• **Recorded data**
-- Opening Marker --

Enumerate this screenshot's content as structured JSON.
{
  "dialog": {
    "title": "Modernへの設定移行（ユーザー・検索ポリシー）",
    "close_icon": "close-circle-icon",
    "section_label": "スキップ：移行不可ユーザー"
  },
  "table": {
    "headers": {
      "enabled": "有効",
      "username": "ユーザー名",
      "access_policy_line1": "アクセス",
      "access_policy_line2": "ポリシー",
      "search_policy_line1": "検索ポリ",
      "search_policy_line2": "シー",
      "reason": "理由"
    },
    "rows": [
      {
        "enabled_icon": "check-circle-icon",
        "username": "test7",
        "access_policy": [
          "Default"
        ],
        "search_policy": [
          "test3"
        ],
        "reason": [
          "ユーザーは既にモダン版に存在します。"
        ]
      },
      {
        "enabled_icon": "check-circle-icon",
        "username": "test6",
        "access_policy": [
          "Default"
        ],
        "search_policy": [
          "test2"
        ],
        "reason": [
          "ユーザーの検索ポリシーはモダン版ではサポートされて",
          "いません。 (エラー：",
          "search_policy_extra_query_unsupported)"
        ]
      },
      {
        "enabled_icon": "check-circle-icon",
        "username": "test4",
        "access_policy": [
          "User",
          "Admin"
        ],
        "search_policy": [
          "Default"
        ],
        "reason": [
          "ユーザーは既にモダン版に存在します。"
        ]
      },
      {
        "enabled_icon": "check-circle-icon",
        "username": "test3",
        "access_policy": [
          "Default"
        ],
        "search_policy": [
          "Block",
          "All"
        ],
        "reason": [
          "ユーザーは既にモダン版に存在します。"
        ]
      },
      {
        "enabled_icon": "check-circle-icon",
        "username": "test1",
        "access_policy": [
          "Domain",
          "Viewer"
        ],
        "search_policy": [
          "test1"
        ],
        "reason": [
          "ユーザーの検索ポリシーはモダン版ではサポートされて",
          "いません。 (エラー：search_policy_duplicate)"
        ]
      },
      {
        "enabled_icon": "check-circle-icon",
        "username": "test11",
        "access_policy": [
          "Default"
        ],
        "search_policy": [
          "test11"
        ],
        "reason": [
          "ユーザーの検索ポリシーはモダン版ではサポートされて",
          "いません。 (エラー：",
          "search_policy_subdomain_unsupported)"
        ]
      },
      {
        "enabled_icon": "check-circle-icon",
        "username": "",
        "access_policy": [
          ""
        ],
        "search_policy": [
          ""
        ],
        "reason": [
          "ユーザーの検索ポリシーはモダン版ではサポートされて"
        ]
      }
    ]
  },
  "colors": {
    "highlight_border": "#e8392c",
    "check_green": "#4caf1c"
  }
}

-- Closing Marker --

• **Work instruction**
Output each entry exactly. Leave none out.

• **Response to the exercise**
Enumerate this screenshot's content as structured JSON.
{
  "dialog": {
    "title": "Modernへの設定移行（ユーザー・検索ポリシー）",
    "close_icon": "close-circle-icon",
    "section_label": "スキップ：移行不可ユーザー"
  },
  "table": {
    "headers": {
      "enabled": "有効",
      "username": "ユーザー名",
      "access_policy_line1": "アクセス",
      "access_policy_line2": "ポリシー",
      "search_policy_line1": "検索ポリ",
      "search_policy_line2": "シー",
      "reason": "理由"
    },
    "rows": [
      {
        "enabled_icon": "check-circle-icon",
        "username": "test7",
        "access_policy": [
          "Default"
        ],
        "search_policy": [
          "test3"
        ],
        "reason": [
          "ユーザーは既にモダン版に存在します。"
        ]
      },
      {
        "enabled_icon": "check-circle-icon",
        "username": "test6",
        "access_policy": [
          "Default"
        ],
        "search_policy": [
          "test2"
        ],
        "reason": [
          "ユーザーの検索ポリシーはモダン版ではサポートされて",
          "いません。 (エラー：",
          "search_policy_extra_query_unsupported)"
        ]
      },
      {
        "enabled_icon": "check-circle-icon",
        "username": "test4",
        "access_policy": [
          "User",
          "Admin"
        ],
        "search_policy": [
          "Default"
        ],
        "reason": [
          "ユーザーは既にモダン版に存在します。"
        ]
      },
      {
        "enabled_icon": "check-circle-icon",
        "username": "test3",
        "access_policy": [
          "Default"
        ],
        "search_policy": [
          "Block",
          "All"
        ],
        "reason": [
          "ユーザーは既にモダン版に存在します。"
        ]
      },
      {
        "enabled_icon": "check-circle-icon",
        "username": "test1",
        "access_policy": [
          "Domain",
          "Viewer"
        ],
        "search_policy": [
          "test1"
        ],
        "reason": [
          "ユーザーの検索ポリシーはモダン版ではサポートされて",
          "いません。 (エラー：search_policy_duplicate)"
        ]
      },
      {
        "enabled_icon": "check-circle-icon",
        "username": "test11",
        "access_policy": [
          "Default"
        ],
        "search_policy": [
          "test11"
        ],
        "reason": [
          "ユーザーの検索ポリシーはモダン版ではサポートされて",
          "いません。 (エラー：",
          "search_policy_subdomain_unsupported)"
        ]
      },
      {
        "enabled_icon": "check-circle-icon",
        "username": "",
        "access_policy": [
          ""
        ],
        "search_policy": [
          ""
        ],
        "reason": [
          "ユーザーの検索ポリシーはモダン版ではサポートされて"
        ]
      }
    ]
  },
  "colors": {
    "highlight_border": "#e8392c",
    "check_green": "#4caf1c"
  }
}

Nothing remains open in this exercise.